(What to produce) All of the records below are to be copied exactly.

(Provided records)
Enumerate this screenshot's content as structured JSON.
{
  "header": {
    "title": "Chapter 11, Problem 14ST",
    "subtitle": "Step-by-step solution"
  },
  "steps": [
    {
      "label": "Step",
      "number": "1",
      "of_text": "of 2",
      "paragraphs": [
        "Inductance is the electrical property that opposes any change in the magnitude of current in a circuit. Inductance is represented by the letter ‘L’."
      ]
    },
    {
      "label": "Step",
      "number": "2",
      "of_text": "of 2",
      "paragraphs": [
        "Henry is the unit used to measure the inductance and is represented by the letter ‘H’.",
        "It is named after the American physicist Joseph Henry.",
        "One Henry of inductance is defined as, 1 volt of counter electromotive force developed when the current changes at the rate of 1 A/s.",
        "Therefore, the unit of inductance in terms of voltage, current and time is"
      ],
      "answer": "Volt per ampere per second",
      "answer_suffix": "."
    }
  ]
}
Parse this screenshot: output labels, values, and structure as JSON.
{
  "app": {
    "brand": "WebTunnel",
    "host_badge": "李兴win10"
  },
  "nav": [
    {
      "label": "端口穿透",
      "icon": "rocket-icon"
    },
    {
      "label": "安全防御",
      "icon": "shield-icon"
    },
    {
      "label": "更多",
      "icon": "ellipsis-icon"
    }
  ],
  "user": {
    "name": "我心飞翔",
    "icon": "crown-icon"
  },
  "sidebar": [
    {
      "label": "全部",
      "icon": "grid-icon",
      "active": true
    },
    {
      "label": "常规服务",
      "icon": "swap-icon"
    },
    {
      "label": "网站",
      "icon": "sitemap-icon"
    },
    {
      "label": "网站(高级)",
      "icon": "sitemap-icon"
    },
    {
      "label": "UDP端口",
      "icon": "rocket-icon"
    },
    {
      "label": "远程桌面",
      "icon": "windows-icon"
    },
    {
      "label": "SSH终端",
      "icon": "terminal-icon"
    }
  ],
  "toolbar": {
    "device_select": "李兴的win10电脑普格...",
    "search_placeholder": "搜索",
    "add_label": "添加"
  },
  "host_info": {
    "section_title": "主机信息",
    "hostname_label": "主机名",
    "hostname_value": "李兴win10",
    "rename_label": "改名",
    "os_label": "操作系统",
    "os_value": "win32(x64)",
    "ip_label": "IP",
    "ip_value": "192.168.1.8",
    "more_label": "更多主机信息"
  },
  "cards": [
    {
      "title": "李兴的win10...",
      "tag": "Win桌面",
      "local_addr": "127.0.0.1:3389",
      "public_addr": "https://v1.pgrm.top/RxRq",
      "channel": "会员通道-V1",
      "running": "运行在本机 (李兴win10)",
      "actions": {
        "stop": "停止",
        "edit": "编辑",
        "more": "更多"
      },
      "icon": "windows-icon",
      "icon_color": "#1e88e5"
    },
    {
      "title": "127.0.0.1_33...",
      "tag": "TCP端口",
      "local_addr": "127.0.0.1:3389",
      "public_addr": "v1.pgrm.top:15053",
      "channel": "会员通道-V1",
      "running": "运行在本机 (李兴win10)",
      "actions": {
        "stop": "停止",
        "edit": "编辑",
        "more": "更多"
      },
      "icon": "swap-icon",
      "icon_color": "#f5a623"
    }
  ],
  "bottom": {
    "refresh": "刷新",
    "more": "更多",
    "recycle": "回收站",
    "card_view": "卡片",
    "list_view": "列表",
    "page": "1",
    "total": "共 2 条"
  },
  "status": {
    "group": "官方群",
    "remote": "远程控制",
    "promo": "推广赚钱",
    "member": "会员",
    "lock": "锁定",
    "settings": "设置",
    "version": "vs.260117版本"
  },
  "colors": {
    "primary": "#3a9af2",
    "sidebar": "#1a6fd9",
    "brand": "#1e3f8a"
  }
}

(Response to the task)
Enumerate this screenshot's content as structured JSON.
{
  "header": {
    "title": "Chapter 11, Problem 14ST",
    "subtitle": "Step-by-step solution"
  },
  "steps": [
    {
      "label": "Step",
      "number": "1",
      "of_text": "of 2",
      "paragraphs": [
        "Inductance is the electrical property that opposes any change in the magnitude of current in a circuit. Inductance is represented by the letter ‘L’."
      ]
    },
    {
      "label": "Step",
      "number": "2",
      "of_text": "of 2",
      "paragraphs": [
        "Henry is the unit used to measure the inductance and is represented by the letter ‘H’.",
        "It is named after the American physicist Joseph Henry.",
        "One Henry of inductance is defined as, 1 volt of counter electromotive force developed when the current changes at the rate of 1 A/s.",
        "Therefore, the unit of inductance in terms of voltage, current and time is"
      ],
      "answer": "Volt per ampere per second",
      "answer_suffix": "."
    }
  ]
}
Parse this screenshot: output labels, values, and structure as JSON.
{
  "app": {
    "brand": "WebTunnel",
    "host_badge": "李兴win10"
  },
  "nav": [
    {
      "label": "端口穿透",
      "icon": "rocket-icon"
    },
    {
      "label": "安全防御",
      "icon": "shield-icon"
    },
    {
      "label": "更多",
      "icon": "ellipsis-icon"
    }
  ],
  "user": {
    "name": "我心飞翔",
    "icon": "crown-icon"
  },
  "sidebar": [
    {
      "label": "全部",
      "icon": "grid-icon",
      "active": true
    },
    {
      "label": "常规服务",
      "icon": "swap-icon"
    },
    {
      "label": "网站",
      "icon": "sitemap-icon"
    },
    {
      "label": "网站(高级)",
      "icon": "sitemap-icon"
    },
    {
      "label": "UDP端口",
      "icon": "rocket-icon"
    },
    {
      "label": "远程桌面",
      "icon": "windows-icon"
    },
    {
      "label": "SSH终端",
      "icon": "terminal-icon"
    }
  ],
  "toolbar": {
    "device_select": "李兴的win10电脑普格...",
    "search_placeholder": "搜索",
    "add_label": "添加"
  },
  "host_info": {
    "section_title": "主机信息",
    "hostname_label": "主机名",
    "hostname_value": "李兴win10",
    "rename_label": "改名",
    "os_label": "操作系统",
    "os_value": "win32(x64)",
    "ip_label": "IP",
    "ip_value": "192.168.1.8",
    "more_label": "更多主机信息"
  },
  "cards": [
    {
      "title": "李兴的win10...",
      "tag": "Win桌面",
      "local_addr": "127.0.0.1:3389",
      "public_addr": "https://v1.pgrm.top/RxRq",
      "channel": "会员通道-V1",
      "running": "运行在本机 (李兴win10)",
      "actions": {
        "stop": "停止",
        "edit": "编辑",
        "more": "更多"
      },
      "icon": "windows-icon",
      "icon_color": "#1e88e5"
    },
    {
      "title": "127.0.0.1_33...",
      "tag": "TCP端口",
      "local_addr": "127.0.0.1:3389",
      "public_addr": "v1.pgrm.top:15053",
      "channel": "会员通道-V1",
      "running": "运行在本机 (李兴win10)",
      "actions": {
        "stop": "停止",
        "edit": "编辑",
        "more": "更多"
      },
      "icon": "swap-icon",
      "icon_color": "#f5a623"
    }
  ],
  "bottom": {
    "refresh": "刷新",
    "more": "更多",
    "recycle": "回收站",
    "card_view": "卡片",
    "list_view": "列表",
    "page": "1",
    "total": "共 2 条"
  },
  "status": {
    "group": "官方群",
    "remote": "远程控制",
    "promo": "推广赚钱",
    "member": "会员",
    "lock": "锁定",
    "settings": "设置",
    "version": "vs.260117版本"
  },
  "colors": {
    "primary": "#3a9af2",
    "sidebar": "#1a6fd9",
    "brand": "#1e3f8a"
  }
}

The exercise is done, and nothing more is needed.